During the festive presentation of the Architectenweb Awards 2023, on Wednesday evening, 8 November, at the Keilepand in Rotterdam, the ITC faculty, University of Twente, was awarded School Building of the Year 2023. The education building was designed by Civic Architects, VDNDP, Studio Groen+Schild and DS Landscape Architects.
The ITC faculty has found a new home on the university campus in Enschede in a former laboratory building. The shell is no less than 220 metres long, 38 metres deep, and has a low ground floor and a high floor. The main intervention in the transformation is the addition of four atriums, cut into the structure, which provide greenery, fresh air and daylight.
One of the atria also forms the new entrance, in the middle of the building. Behind it is the spacious social heart, including a grandstand staircase and restaurant. All spaces in the building have a view of greenery. The concrete and steel shell is visible, including traces of use and new saw cuts. Oak facades and bamboo floorboards add a warm tone.
The high first floor has a raised floor that incorporates all installations. In this way, the lower ground floor retained its spaciousness. With choices as strategic as they are elegant, the design team has transformed the existing laboratory building into a beautiful educational environment that also manages to reflect the character of the programme.
The Geo-Information Science and Earth Observation (ITC) faculty is part of the University of Twente and is located on the Drienerlo campus in Enschede. At the start of the project, the university made an important choice. The former laboratory building from 1972, designed by Choisy and Van Embden, was to be preserved and transformed. The as much as 220 metres long and 38 metres deep building had a low ground floor and a very high first floor. These features made transformation challenging.
In their design, Civic Architects, VDNDP, Studio Groen+Schild and DS Landscape Architects focused on creating greenery, light and space. The key decision in doing so was to cut out four atriums in the building. This initiated a decisive design intervention that brought light, air and greenery deep into the building.

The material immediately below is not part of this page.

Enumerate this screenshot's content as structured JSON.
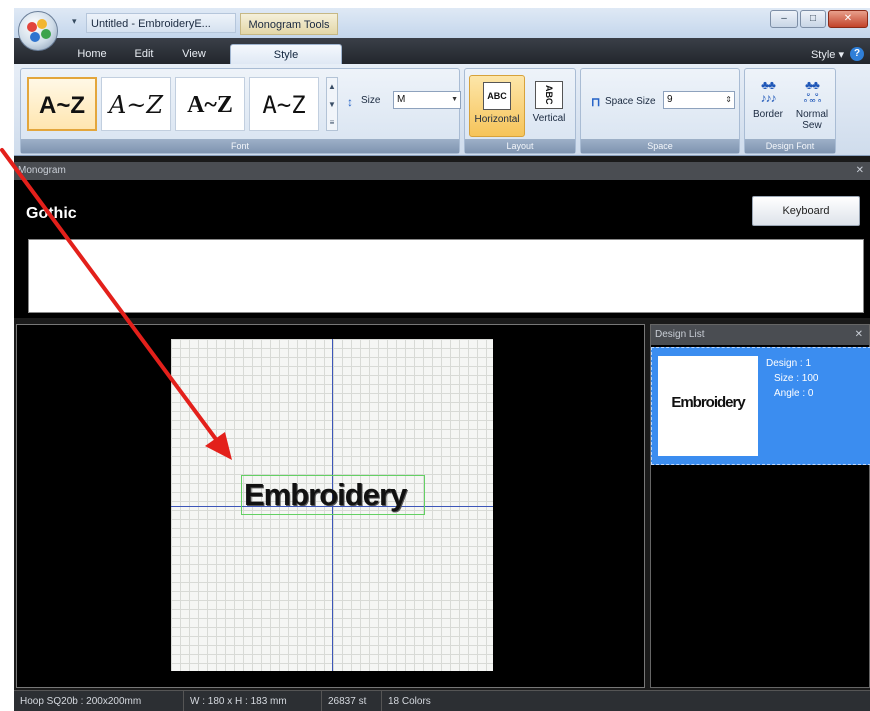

The jury was impressed by the clarity and effectiveness of that intervention. The addition of the atriums gave the long and deep building a pleasant size and scale inside. The teaching spaces and offices are now logically organised around the atriums. The atria themselves feature different kinds of gardens. Rainwater falling on the roof is visibly fed into the gardens via flexible plastic hoses, something that suits a geo faculty well.
One of the atriums acts as a new entrance. By slightly receding the building façade here, the green garden around the building is drawn in. Inside, wide stairs lead up to the high first floor. By designing the stairs extra wide, the design team was able to add something that was not part of the brief: an auditorium. Meanwhile, this hybrid of stairs and auditorium has been used several times by the faculty for meetings. Around the entrance, the restaurant and study centre have been given a place. This is the central meeting place in the building.
During the transformation, many original parts of the laboratory building were left in sight, such as the concrete and steel structures. This includes traces of modifications, such as saw cuts. Atriums contain 'crazy' balconies; structural elements that could be spared from the old building. Such elements nuance the rational structure of the building and make it very human, the jury thinks.
The down-to-earth approach has continued into the interior, which uses a lot of wood, but also steel partitions that have been left untreated, have an interesting patina and are also virtually maintenance-free. The design team has continued to design, the jury observed. Everything has been thought through. And the clever thing is that the whole has become much more than the sum of its parts.
The high first floor has a 70 cm high floor in which all installations are housed. This allows maximum use to be made of the free height on the ground floor. The raised floor also acts as a plenum in the building, blowing fresh air evenly throughout.
The façade of the laboratory building was fitted with polyester slats. These turned out to be still good and were reused after cleaning. A few extra slats were required on the front facade. The supplier of the original slats was still able to make them.
In this project, architecture and sustainability have become interlinked stories, according to the jury. Thanks to the ingenuity and attention of the design team, a challenging shell was transformed into a particularly pleasant educational environment. The major interventions made in the process, such as sawing out the atriums, turned out very well.
In the School Building of the Year category, the jury nominated five projects. Besides the winners Faculty of ITC, University of Twente, (Civic Architects, VDNDP, Studio Groen+Schild and DS Landschapsarchitecten) these were Groninger Buitenenschool (De Unie Architects), Second Life for school De Meppel (Bureau Kroner), Het Open Venster (BDG Architects) and LAB42, UvA Science Park, (Benthem Crouwel Architects).
This year's jury consisted of Rosalie de Boer (Synchroon), Gianni Cito (Moke Architects), Barend Koolhaas (Studio Barend Koolhaas), Eric van Noord (de Architekten Cie.), Saskia Oranje (DOOR architects) and Abbie Steinhauser (a.o. deMunnik-deJong-Steinhauser). The entries for the School Building of the Year 2023 award were judged on social relevance, craftsmanship, innovation and sustainability.